We provide our customers with a comprehensive package of information allowing them to make intelligent decisions regarding perspective tenants.
Each TenantTracks Screening report is actually a package of six different reports combined into one, a TenantTracks Screening Report includes:
• Trans Union Credit report with summary box and a FICO Score
• National Criminal Report including a sex-offender search
• Terrorist Watch-List Search
• National eviction report
• TenantTracks CT Eviction Database (including the offline courts)
• TenantTracks Tenant Performance Database
This combination of information, especially the TenantTracks Eviction Database provides a comprehensive package of information allowing our subscribers to make informed decisions.
Why should I choose TenantTracks over another tenant screening company?
TenantTracks prides itself on having the best available data for more accurate tenant background checks.
In Connecticut, our reports include eviction data from all 15 court locations that process weekly evictions, not just the six Housing Courts that other screening companies typically provide. In addition to more data, we update our records more often; every two weeks, while others services may only update their records every few months.
BETTER DATA, BETTER RESULTS!
Why should I screen a Tenant Rental Application?
To be successful in the apartment rental business you must mitigate risk.
For operators of multi-family property the risk of renting to an individual who has a high probability of non-payment of rent or creating a criminal nuisance in your apartments is your biggest threat.
Tenant Screening is the best tool available to separate the fact form fiction concerning the information supplied on your rental application; good decisions yield good results, use TenantTracks Screening Reports.
FICO vs. Vantage Credit Score
One of the most frequently asked questions is what's the difference between a FICO Score and a Vantage Score?
The simple answer is today, there is little difference between the two scores. Fico stands for Fair Isiac Corporation and is a privately owned company whereas Vantage is owned by all three major credit bureaus.
They both use a score range of 300 to 850 but they difer in how thaey weigh some aspects of a consumers credit profile and history.
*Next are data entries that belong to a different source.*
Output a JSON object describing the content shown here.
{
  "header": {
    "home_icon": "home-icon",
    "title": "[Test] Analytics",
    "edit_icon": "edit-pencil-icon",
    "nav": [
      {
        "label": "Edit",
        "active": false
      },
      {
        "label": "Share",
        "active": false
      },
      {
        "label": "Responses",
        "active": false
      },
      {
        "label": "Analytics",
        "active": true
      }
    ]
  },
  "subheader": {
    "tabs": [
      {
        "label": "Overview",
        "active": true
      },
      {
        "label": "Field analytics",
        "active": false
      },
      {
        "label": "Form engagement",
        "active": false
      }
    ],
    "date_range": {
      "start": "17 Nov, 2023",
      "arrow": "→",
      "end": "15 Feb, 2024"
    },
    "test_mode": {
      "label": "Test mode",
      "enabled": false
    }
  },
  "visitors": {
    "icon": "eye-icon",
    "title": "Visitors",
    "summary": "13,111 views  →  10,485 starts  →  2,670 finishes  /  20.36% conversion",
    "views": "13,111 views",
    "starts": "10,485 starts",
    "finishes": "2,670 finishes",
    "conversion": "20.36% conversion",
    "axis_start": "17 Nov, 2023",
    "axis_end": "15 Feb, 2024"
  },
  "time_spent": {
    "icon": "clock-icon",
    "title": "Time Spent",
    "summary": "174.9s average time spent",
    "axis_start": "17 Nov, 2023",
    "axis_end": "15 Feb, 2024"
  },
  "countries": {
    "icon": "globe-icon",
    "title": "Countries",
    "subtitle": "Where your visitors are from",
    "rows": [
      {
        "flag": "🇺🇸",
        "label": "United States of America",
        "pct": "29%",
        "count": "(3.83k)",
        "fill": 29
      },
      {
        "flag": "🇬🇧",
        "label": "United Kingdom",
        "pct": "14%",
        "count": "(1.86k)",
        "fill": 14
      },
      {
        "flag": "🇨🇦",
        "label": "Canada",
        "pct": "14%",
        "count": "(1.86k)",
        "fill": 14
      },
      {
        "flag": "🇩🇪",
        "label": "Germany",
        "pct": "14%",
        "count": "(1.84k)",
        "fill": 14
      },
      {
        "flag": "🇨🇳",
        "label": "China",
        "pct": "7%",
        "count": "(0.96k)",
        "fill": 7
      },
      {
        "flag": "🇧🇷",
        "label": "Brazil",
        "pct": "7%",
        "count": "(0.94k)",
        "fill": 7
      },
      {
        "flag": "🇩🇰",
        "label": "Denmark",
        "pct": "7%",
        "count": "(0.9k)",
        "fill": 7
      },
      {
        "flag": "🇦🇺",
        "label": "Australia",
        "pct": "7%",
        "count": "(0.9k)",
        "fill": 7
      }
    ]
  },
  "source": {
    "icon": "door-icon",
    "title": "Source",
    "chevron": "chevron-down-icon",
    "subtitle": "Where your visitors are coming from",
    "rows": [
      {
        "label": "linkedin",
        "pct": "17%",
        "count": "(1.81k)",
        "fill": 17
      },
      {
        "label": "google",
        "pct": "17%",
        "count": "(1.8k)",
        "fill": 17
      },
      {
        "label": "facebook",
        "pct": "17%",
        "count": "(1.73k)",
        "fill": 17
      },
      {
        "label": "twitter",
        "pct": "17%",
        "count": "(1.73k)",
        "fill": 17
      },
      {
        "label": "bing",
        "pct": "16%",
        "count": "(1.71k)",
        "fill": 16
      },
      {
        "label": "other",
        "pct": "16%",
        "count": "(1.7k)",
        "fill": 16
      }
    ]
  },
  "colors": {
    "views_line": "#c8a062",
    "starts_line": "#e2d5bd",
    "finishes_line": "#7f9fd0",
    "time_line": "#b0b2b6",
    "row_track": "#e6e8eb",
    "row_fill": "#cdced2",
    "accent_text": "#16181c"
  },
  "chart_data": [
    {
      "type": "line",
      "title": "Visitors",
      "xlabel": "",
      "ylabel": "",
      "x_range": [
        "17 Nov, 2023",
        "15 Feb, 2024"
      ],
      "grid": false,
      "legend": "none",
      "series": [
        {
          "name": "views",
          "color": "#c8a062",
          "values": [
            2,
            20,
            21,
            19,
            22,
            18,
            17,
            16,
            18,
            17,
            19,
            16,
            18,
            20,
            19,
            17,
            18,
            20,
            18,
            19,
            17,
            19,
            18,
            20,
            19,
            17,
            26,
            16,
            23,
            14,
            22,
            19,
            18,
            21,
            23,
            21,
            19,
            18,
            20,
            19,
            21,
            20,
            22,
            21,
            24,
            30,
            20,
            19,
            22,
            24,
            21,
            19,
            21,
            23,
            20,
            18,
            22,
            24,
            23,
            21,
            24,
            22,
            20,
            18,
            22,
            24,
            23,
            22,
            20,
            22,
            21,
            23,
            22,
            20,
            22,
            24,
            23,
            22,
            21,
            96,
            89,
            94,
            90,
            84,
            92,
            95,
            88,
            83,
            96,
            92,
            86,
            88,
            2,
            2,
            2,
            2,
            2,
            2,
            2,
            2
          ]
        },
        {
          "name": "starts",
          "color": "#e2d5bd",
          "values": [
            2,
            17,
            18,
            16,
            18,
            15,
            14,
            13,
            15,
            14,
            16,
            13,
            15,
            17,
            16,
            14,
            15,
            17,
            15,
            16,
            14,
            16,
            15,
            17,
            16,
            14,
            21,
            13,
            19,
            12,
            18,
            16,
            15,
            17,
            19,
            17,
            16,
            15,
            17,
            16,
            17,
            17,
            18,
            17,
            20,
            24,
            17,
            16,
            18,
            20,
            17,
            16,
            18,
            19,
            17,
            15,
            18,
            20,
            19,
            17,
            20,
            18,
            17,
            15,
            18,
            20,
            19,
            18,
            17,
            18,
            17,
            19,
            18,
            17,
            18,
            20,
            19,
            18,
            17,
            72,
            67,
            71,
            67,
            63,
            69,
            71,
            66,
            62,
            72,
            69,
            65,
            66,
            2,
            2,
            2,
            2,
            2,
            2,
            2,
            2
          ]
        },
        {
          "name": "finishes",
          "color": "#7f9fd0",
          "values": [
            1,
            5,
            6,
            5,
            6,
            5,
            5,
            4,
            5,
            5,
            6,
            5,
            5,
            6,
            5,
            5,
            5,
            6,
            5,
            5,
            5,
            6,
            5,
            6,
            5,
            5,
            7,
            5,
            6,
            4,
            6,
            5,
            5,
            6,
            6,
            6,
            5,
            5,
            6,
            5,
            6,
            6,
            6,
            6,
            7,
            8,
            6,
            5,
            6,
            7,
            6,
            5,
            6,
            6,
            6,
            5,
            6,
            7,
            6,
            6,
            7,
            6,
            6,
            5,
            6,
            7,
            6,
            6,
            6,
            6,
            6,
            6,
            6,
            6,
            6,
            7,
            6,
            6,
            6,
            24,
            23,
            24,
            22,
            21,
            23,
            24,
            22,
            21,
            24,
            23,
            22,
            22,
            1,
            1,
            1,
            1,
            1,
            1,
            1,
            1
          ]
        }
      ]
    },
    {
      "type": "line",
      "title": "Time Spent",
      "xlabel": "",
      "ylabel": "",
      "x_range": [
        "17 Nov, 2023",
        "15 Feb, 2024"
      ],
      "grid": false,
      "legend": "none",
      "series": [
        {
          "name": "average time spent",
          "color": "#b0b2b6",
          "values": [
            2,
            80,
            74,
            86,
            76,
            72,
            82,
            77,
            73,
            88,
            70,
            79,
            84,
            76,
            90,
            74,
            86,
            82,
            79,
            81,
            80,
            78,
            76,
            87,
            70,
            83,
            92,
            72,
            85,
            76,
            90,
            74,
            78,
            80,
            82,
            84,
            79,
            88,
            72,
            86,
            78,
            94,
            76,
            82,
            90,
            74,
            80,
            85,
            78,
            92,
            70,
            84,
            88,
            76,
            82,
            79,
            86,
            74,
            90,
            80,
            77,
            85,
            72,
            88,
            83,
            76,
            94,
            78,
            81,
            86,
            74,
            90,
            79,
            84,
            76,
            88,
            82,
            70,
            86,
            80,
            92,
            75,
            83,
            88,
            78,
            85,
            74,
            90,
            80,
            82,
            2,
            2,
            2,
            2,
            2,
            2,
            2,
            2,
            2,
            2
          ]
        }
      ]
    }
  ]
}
For instance percentage of available credit, number of recent Inquiries, late payment history each has a different measure on the consumers score but in the end, the overall credit score for that consumers score is fairly consistent.
It is our experience that Vantage is becoming the more popular model as afterall it is owned by the credit bureaus themselves.
Fraud Alert vs. Credit Freeze: What’s the Difference?
Placing an alert or a freeze on your record with credit bureaus can help prevent fraudulent activity and identity theft from damaging your credit history and score.
A credit freeze eliminates access to your credit reports until you lift the freeze with a credit bureau account and a PIN. A fraud alert requires that creditors verify your identity before extending you additional credit.
Credit freezes and fraud alerts are free and a freeze offers better protection. A fraud alerts expire after a year unless you extend it and a credit freeze last until you lift them and a credit freeze may be reinstated for free.
A fraud alert is a warning placed on your credit record that tells potential lenders to contact you and verify your identity before extending new credit. If someone tries to open a new credit card or borrow money in your name, a phone call from the lender will tip you off, and you can prevent the new account from being opened.
A credit freeze is also known as a security freeze and prevents lenders from accessing your credit report without authorization. Credit card issuers and lenders usually want to see your credit history before approving you for financing, so they can’t issue a new credit to you or someone pretending to be you until you authorize them to access your credit report.
You can unfreeze your credit to allow lenders see your credit report if you want to open a new account. This might also be necessary if you’re renting an apartment or applying for insurance, both of which usually require a credit check.